China has announced more than 200,000 Cases of corona virus that have been spreading domestically in Shanghai since the current outbreak began last month, most of which are mild or asymptomatic. The city currently has only one case classified as “severe”; Officials said the case required hospital treatment, but did not elaborate. No casualties were reported in the current eruption.
Mass testing, an important part of China’s strategy to eliminate infections, has allowed health officials to isolate patients who test positive and send them to a hospital or isolation facility as soon as possible. The southern Chinese city of Guangzhou last week said it was testing all of its 18 million residents, with the lowest number of domestically spread cases – less than 30 – reported in the previous seven days. Authorities in Shanghai announced a second round of mass testing over the city’s 25 million people over the weekend.

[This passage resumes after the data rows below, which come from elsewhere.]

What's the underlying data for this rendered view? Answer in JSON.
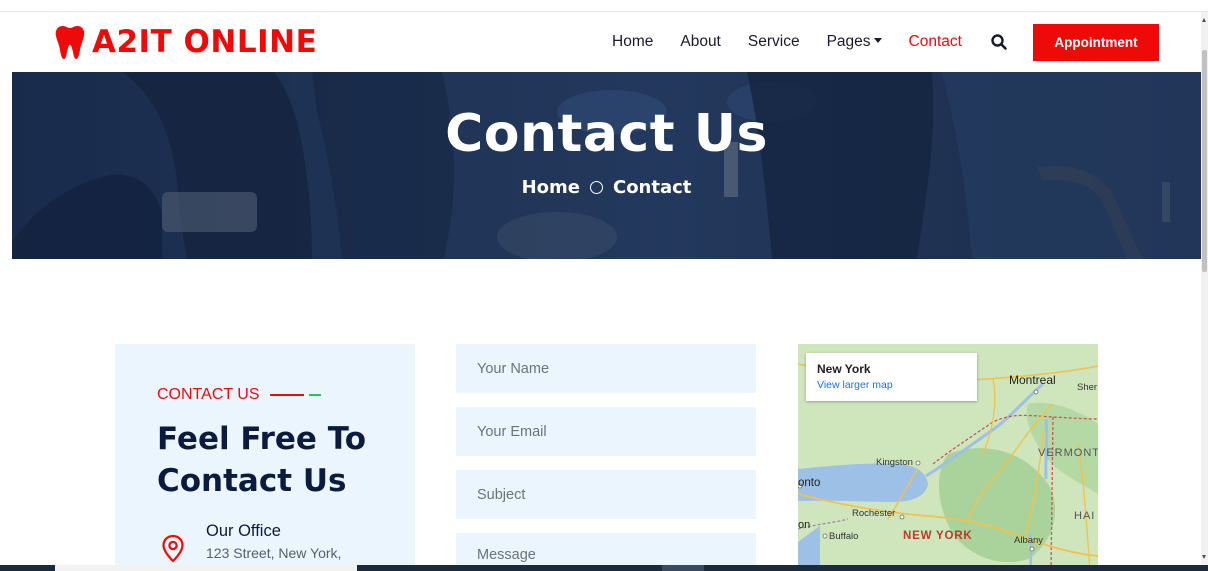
{
  "brand": {
    "name": "A2IT ONLINE",
    "icon": "tooth-icon"
  },
  "nav": {
    "links": [
      {
        "label": "Home"
      },
      {
        "label": "About"
      },
      {
        "label": "Service"
      },
      {
        "label": "Pages"
      },
      {
        "label": "Contact"
      }
    ],
    "active": "Contact",
    "search_icon": "search-icon",
    "appointment_label": "Appointment"
  },
  "hero": {
    "title": "Contact Us",
    "breadcrumb": {
      "home": "Home",
      "current": "Contact"
    }
  },
  "contact_info": {
    "subtitle": "CONTACT US",
    "heading": "Feel Free To Contact Us",
    "office": {
      "title": "Our Office",
      "address": "123 Street, New York,",
      "icon": "map-pin-icon"
    }
  },
  "form": {
    "name_placeholder": "Your Name",
    "email_placeholder": "Your Email",
    "subject_placeholder": "Subject",
    "message_placeholder": "Message"
  },
  "map": {
    "place": "New York",
    "larger_map_link": "View larger map",
    "labels": {
      "montreal": "Montreal",
      "sherbrooke": "Sher",
      "vermont": "VERMONT",
      "kingston": "Kingston",
      "toronto": "onto",
      "rochester": "Rochester",
      "buffalo": "Buffalo",
      "new_york": "NEW YORK",
      "albany": "Albany",
      "hampshire": "HAI",
      "on": "on"
    }
  },
  "colors": {
    "brand_red": "#ef0a0a",
    "navy": "#0b1b3f",
    "light_blue_bg": "#eaf5fd",
    "accent_green": "#22c55e"
  }
}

In Wuhan, where the corona virus first appeared, authorities began Monday to say that residents who want to use the city’s tunnel must have a negative result in a nucleic acid test within the last 48 hours. According to an announcement posted on Wuhan Metro Online on Monday, passengers will have to show their test results and scan the code from the specific subway car in which they are sitting so authorities can monitor the exposure.

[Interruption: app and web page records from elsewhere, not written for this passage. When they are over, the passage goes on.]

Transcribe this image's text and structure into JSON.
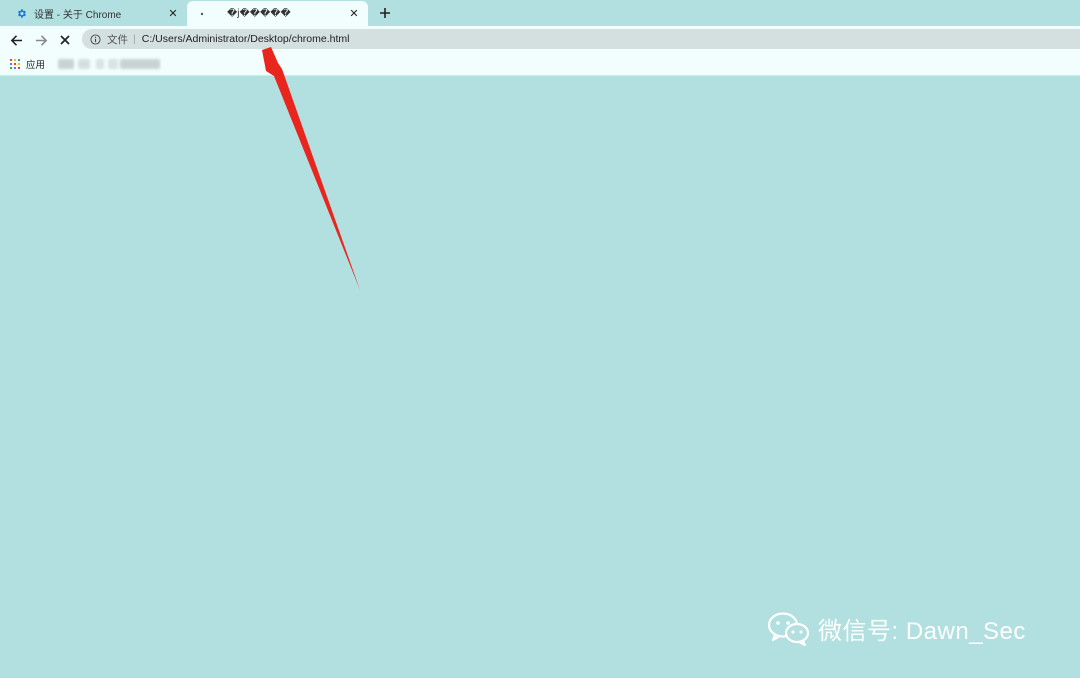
{
  "tabs": [
    {
      "title": "设置 - 关于 Chrome",
      "favicon": "settings-gear-icon",
      "active": false
    },
    {
      "title": "�j�����",
      "favicon": "loading-dot",
      "active": true
    }
  ],
  "toolbar": {
    "omnibox_scheme": "文件",
    "omnibox_url": "C:/Users/Administrator/Desktop/chrome.html"
  },
  "bookmarks": {
    "apps_label": "应用"
  },
  "watermark": {
    "text": "微信号: Dawn_Sec",
    "icon": "wechat-icon"
  },
  "colors": {
    "background": "#b2dfdf",
    "chrome_bar": "#f2fdfd",
    "omnibox": "#d4dfdf",
    "annotation_arrow": "#e8261e",
    "settings_icon": "#1a73e8"
  }
}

Mr China has said it will not back down from its corona virus strategy. Despite Liang’s point, officials in Shanghai responded to public outcry over the city’s handling of the blast. The deputy mayor said Saturday that the city will begin to remove locking measures in neighborhoods that go 14 days without a new case. On Monday, the city announced a system for classifying districts based on the number of positive cases registered in each.
However, some economists said those moves would not do much to mitigate the large economic impact of the lockout.
Bo Zhuang, a Chinese analyst at investment firm Loomis Sales, said: “The scale of the lockout is far more intense than people have realized.
For most of last year, only a handful of cities in China were locked up at any given time, and economic damage could be dealt with. Zhuang said. But these days, he estimates, equivalent to a quarter of China’s economic output is stagnant.
“Now we’re talking about two states being locked up because of Omigron,” he said. Zhuang said. “It’s a risk going forward.”
Growing frustration is another danger as daily life is disrupted.
When millions of people in Wuhan learned on Monday morning about the new rules imposed overnight regarding the city’s tunnel system, many complained on social media.
“Since the removal of the Wuhan lock two years ago, it has released more drastic prevention and control measures,” wrote Joy Haichaw, a writer and businessman on the popular Chinese social media site Weibo. “It is worrying that we do not see an end to the epidemic.”
“Lifelong social media lover. Falls down a lot. Creator. Devoted food aficionado. Explorer. Typical troublemaker.”